From May 24 to May 26, Adrants will be in San Francisco covering AD:Tech, a new media and online marketing trade show, for both this website and for MarketingVOX. News will be provided in near real-time as a team of webloggers will be sitting in each of the sessions at the trade show. For the kind of coverage you can expect, look at the AD:Tech Blog from the November show in New York City.
Since Adrants is a shoe string operation and San Francisco hotels aren't cheap, a proposal is offered. For any interested company that pays Adrants' hotel bill, that company will receive free advertising and gracious promotion on this site and/or in the Adrants Daily newsletter equal to amount of the bill (or parts of if multiple companies step forward).
So there's the offer. It's either a brilliant win/win or it's just another website begging for money. You decide. If interested, send an email to steve AT adrants DOT com. Much appreciation.
As a remote controlled blimp advertising Salisbury North Carolina-based Cloninger Ford-Toyota floated in a field above competing Team Chevrolet-Cadillac-Geo, a man got out of a black Chevrolet truck with Team Chevrolet plates, pulled out a shotgun and fired at the blimp. He then got back into the truck and left. Salisbury police do not yet know the identity of the man.
It's one thing for Claria to lay an ad on top of another with their nasty pop ups but it's an entirely different thing to take a shotgun to a blimp ad. Funny, though. But not so much if you've worked with car dealers before.
During its upfront ad sales presentation in New York Tuesday, The Weather Channel announced the implementation of what it calls addressable advertising. The cable channel will offer advertisers the ability to slot different creative at the same time based on geography, time zone or the weather. While this is a nice first step, its really just taking advantage of existing local cable technology that allows for zoned placement of advertising. A true step towards addressable advertising would be targeting a home, neighborhood or town based on a demographic profile suplied to the cable company by the subscriber.

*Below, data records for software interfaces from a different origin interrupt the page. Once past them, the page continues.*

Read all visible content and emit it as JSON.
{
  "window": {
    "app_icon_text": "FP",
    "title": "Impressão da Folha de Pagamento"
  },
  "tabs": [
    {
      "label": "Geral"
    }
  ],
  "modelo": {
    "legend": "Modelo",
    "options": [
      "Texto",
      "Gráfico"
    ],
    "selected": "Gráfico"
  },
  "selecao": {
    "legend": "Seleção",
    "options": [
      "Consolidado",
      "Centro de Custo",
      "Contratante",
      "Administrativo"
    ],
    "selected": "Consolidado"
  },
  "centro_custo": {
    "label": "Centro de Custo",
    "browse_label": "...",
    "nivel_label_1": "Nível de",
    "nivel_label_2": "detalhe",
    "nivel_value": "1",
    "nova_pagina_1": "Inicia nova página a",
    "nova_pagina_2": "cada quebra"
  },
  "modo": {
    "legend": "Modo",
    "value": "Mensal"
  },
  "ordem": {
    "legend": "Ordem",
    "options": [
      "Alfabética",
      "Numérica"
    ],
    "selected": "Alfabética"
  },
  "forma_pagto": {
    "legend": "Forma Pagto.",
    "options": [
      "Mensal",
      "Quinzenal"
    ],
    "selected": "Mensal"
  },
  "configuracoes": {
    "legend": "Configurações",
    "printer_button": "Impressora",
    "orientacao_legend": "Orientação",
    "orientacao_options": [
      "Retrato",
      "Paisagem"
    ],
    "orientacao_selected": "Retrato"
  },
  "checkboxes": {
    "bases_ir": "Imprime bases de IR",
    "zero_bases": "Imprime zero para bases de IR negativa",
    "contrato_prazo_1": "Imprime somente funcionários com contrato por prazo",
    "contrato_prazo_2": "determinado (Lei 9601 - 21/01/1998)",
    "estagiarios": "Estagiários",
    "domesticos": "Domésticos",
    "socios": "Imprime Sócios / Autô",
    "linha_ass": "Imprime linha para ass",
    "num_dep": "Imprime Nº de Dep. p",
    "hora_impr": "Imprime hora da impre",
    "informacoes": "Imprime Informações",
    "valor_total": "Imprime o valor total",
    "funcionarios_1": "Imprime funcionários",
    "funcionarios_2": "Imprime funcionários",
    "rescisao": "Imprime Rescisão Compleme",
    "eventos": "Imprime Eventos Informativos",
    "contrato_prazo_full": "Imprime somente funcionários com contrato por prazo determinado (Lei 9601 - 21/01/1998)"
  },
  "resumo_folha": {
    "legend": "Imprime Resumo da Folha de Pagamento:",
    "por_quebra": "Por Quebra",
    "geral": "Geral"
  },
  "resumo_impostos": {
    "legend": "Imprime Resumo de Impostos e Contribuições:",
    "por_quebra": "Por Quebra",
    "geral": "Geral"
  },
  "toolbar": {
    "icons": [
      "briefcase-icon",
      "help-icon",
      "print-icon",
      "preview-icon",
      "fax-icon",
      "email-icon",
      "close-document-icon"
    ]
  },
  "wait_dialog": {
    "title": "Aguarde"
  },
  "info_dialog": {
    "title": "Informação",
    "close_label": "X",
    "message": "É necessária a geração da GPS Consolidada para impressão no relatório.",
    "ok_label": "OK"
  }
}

Ever wonder why the "f**k" Starbucks calls a small coffee a Tall? Some little midget-toon does and dishes it out in this video to a Starbucks (or Star-Schmucks as it's called here) barista and customer calling the whole experience "physiological marketing trickery." Claiming "Venti" isn't even a word, little midget-toon says it just an underhanded strategy to make you feel all sophisticated so you don't feel like an idiot when you part with the five dollars to buy one. After even more verbal abuse, he tells the dude to go choke on a biscotti.
Following the sudden death of McDonald's CEO Jim Cantalupo on the eve of the fast food company's annual franchisee meeting in Orlando, Florida, McDonald's Board Members moved quickly and named former President and COO Charlie Bell the new CEO. Bell, 43, was being groomed for the position and has held McDonalds president positions for McDonald's Europe, Asia/Pacific, Middle East and Africa.
In this viral video for Fosters, things are not always what the seem - to the dismay of this woman.